Please tally the lines in the records that include the word "такие" and answer with the bare number.

-------- Data for this task --------

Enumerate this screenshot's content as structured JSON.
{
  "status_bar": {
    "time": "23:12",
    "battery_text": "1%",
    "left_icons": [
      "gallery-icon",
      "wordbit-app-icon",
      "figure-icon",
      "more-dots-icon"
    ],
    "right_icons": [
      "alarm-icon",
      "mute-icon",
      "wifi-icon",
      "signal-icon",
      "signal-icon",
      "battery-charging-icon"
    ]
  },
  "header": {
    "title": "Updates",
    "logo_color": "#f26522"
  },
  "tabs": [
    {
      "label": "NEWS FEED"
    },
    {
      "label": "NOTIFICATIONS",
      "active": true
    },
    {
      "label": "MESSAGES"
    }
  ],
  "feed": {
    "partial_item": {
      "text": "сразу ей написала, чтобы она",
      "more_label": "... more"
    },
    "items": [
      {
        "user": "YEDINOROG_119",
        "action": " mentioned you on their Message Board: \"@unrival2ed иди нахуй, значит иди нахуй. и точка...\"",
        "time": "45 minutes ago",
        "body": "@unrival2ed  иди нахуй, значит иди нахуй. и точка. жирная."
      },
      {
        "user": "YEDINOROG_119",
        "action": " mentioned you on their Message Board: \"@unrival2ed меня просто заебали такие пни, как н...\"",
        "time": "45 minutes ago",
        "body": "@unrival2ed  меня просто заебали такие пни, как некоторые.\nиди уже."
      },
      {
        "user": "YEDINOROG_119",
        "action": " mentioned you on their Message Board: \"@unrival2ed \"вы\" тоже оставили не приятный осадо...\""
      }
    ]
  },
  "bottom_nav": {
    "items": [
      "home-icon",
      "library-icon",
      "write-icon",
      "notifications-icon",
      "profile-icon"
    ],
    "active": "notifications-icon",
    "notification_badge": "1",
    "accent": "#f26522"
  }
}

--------

→ **Written solution**
2